THE WAR TO END ALL WARS
"Never in the field of human conflict, has so much, been owed by so many, to so few!"
Winston Churchill - September 1940
On Saturday, August 4 from 10 am to noon Mr. Lee Zimmerman a WWII veteran who served in the 8th Air Force and was a POW in Germany, will begin the Jackson District Library four part series, In Their Own Words: Stories of Jackson’s Own WWII Vets. The series will continue September 8 with Mr. Fred Bahlau of the 101st Airborne. Bahlau parachuted into Normandy June 6, 1944.
To read more about WWII the library has the following recommended selections:
In honor of the men who will share their stories with us during the series the library recommends Donald Miller’s Masters of the Air: America’s Bomber Boys Who Fought the Air War Against Nazi Germany. An American bomber crewmember stood only a one-in-five chance of surviving his tour of duty. With this intense backdrop Miller presents a deeply personal account of the bomber boys of WWII who brought the war to Hitler’s doorstep.
Ted Ellsworth was a Darmouth grad in 1941 when he joins the British Army to fight the Germans. In Yank: The Memoir of a World War II Soldier. Ellsworth writes about the desert war in Africa, the allied invasion of Europe, his imprisonment in a German POW camp and finally of his 12 month struggle to get home to America after he is presumed dead.
And what of the Japanese American GIs? Bill Yenne presents a compelling account in Rising Sons: The Japanese American GIs Who Fought for the United States in World War II. Most Japanese Americans fought with the 442nd Regimental Combat Team the most decorated in the history of the US Army. The 442nd earned 21 Medals of Honor, 9,486 Purple Hearts and 8 Presidential Unit Citations.

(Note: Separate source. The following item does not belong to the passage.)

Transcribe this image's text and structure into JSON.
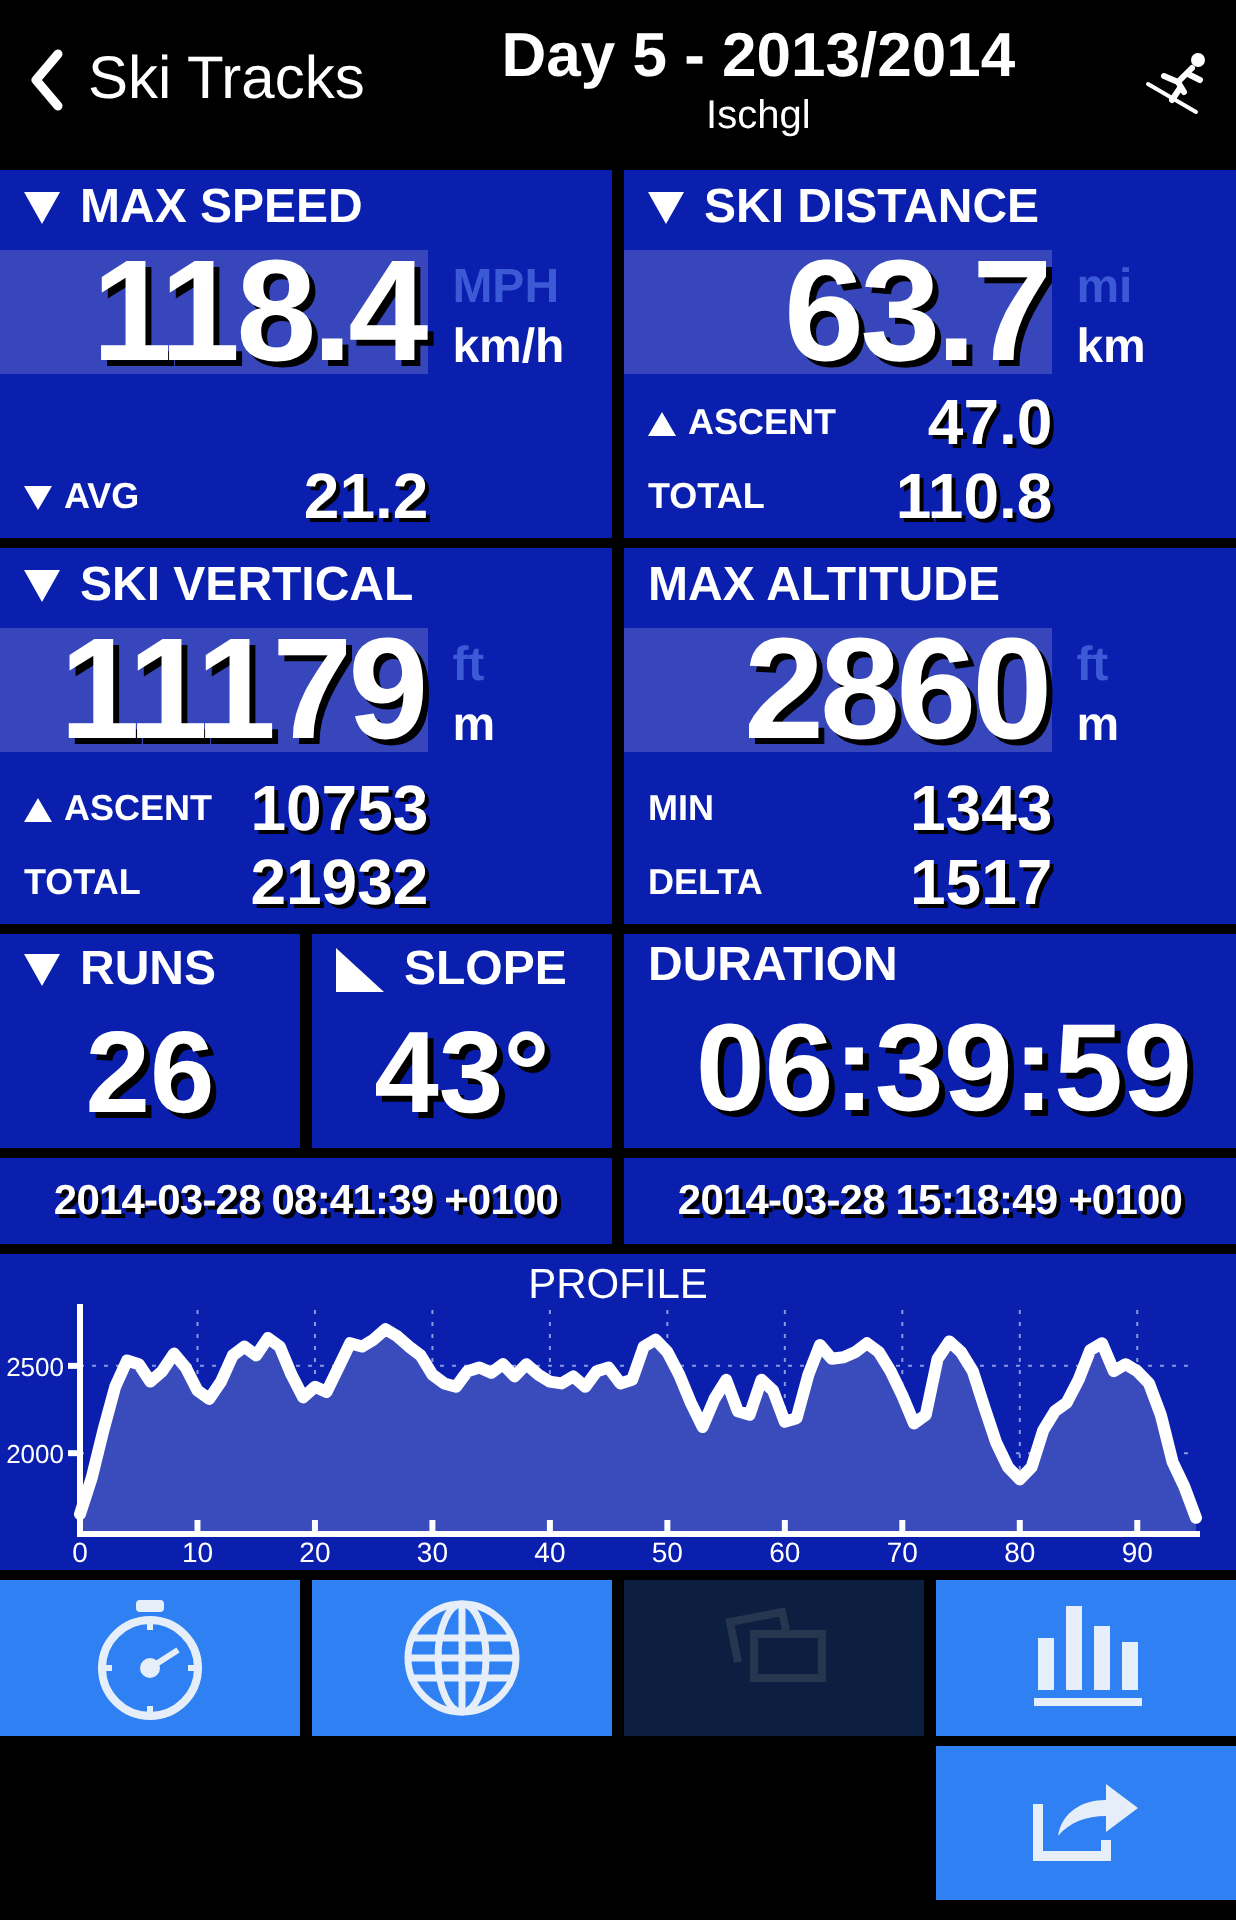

These facts and more present an interesting perspective on our definition of “an American.” Just released July 2007.
For a fictional account on audio CD bestselling author Elizabeth Berg presents a story about three sisters living in Chicago during WWII in Dream When You’re Feeling Blue. With both a domestic view from the three sisters and a battlefield view from letters of the men they love Berg’s story provides a fictional peek into one of America’s darkest times.
Check availability for these selections and for more WWII material online at www.myjdl.com.